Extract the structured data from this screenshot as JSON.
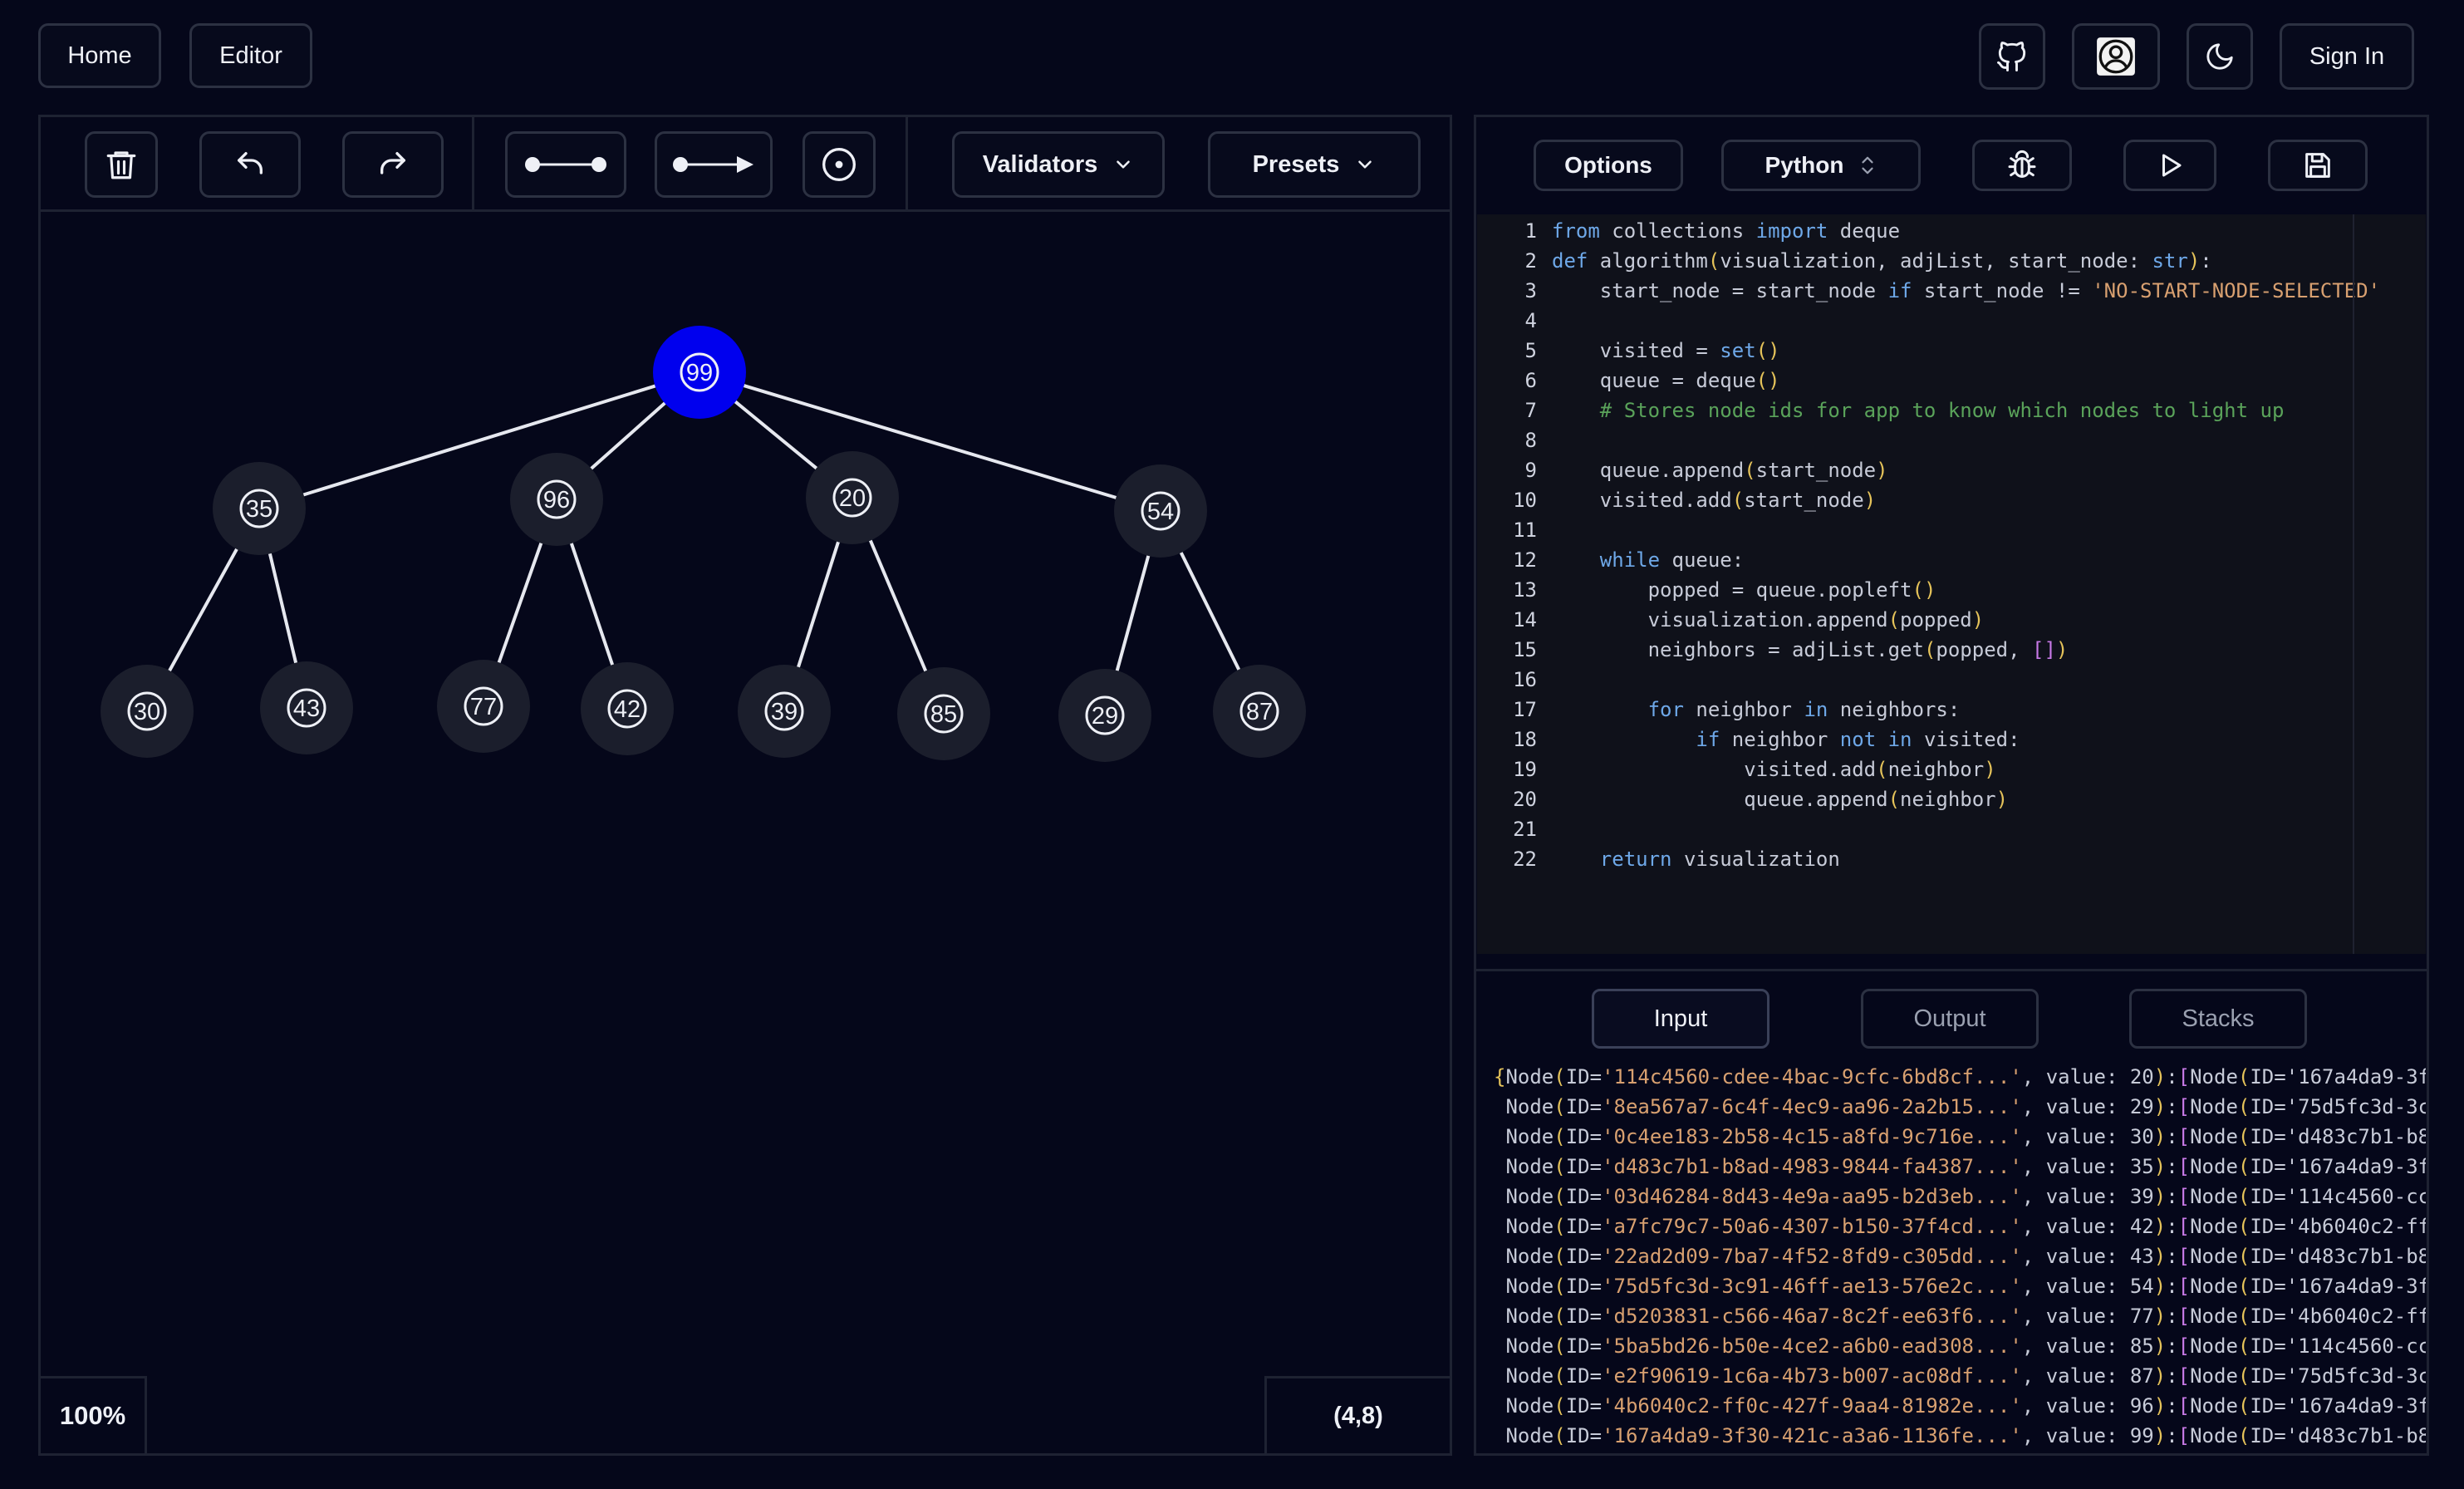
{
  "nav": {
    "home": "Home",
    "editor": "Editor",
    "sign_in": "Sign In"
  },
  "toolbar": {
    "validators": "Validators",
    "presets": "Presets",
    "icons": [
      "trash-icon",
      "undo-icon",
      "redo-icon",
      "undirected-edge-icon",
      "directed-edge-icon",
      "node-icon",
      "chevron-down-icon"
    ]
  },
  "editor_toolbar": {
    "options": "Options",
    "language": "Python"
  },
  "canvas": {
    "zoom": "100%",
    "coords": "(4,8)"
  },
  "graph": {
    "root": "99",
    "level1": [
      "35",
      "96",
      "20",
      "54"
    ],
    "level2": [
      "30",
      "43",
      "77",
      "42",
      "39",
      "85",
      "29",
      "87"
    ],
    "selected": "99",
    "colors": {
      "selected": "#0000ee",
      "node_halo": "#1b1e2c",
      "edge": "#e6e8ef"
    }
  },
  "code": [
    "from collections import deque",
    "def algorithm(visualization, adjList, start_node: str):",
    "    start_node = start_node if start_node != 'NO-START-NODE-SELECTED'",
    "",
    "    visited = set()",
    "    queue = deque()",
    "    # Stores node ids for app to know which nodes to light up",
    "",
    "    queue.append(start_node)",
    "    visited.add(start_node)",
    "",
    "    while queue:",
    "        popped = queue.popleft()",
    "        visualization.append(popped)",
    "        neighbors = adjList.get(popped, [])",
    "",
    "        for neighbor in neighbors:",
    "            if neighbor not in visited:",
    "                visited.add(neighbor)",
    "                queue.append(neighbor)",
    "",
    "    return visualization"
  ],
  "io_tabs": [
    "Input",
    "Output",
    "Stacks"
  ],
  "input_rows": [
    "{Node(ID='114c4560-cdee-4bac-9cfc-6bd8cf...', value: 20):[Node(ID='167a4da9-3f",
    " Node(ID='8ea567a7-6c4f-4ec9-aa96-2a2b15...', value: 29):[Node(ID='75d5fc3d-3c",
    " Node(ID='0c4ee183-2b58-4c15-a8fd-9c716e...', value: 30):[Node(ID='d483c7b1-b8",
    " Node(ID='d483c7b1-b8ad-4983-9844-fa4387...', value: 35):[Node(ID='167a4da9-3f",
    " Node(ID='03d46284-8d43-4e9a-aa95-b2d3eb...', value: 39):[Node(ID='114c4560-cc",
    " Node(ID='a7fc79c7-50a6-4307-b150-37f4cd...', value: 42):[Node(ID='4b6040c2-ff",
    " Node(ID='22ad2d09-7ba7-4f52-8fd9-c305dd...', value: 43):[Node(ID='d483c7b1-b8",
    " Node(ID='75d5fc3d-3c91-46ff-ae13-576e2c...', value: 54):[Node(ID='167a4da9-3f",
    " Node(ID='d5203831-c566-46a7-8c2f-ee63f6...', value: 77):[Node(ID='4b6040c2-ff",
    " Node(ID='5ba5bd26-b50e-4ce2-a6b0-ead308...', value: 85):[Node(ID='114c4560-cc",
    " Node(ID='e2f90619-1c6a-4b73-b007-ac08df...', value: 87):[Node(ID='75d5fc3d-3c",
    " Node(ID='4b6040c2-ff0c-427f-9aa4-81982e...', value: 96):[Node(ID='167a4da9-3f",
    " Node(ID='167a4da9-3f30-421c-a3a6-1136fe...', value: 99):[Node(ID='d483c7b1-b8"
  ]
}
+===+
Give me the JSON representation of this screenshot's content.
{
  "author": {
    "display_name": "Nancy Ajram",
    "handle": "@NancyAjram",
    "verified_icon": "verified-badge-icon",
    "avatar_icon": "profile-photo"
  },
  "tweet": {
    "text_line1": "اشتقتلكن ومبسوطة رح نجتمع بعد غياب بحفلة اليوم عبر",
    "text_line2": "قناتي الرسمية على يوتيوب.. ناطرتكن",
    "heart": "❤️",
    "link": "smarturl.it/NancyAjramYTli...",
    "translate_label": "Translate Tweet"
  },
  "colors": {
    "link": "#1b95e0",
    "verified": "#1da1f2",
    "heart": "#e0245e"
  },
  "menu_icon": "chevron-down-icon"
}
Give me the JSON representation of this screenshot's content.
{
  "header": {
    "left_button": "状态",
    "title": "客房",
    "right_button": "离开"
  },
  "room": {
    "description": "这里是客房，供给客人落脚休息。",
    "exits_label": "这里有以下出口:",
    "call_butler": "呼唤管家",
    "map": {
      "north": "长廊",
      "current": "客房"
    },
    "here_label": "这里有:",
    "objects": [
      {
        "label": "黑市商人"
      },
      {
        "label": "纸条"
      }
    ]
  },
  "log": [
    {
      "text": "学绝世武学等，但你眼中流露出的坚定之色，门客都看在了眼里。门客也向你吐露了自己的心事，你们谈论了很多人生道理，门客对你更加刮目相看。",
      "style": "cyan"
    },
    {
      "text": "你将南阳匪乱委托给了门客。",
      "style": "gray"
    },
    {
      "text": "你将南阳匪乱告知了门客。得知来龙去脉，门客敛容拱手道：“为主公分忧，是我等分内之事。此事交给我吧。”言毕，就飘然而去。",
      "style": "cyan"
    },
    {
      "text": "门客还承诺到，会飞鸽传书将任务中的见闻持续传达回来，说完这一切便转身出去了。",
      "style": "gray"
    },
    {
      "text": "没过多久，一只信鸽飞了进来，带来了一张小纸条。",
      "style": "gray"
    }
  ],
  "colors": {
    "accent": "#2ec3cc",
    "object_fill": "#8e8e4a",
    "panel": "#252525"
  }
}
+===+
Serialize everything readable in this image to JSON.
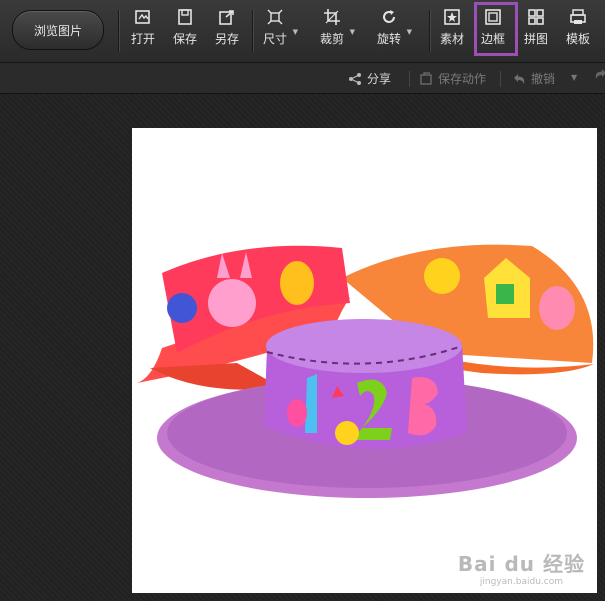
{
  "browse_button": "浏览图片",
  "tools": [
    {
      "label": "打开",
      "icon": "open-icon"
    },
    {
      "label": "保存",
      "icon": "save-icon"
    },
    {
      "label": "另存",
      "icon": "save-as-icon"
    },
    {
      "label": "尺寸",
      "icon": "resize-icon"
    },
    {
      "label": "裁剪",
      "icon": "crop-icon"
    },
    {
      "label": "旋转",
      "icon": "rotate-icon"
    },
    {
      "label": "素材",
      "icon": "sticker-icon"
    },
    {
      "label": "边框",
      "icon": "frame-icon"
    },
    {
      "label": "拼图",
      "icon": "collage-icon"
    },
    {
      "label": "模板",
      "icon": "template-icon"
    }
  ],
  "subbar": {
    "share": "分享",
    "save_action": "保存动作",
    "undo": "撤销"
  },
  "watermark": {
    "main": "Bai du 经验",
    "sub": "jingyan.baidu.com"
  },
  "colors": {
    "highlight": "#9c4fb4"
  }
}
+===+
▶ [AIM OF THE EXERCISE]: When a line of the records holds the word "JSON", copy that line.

▶ [RESULT BELOW]:
Extract the structured data from this screenshot as JSON.
Give me the JSON representation of this screenshot's content.
Give me the JSON representation of this screenshot's content.
Serialize everything readable in this image to JSON.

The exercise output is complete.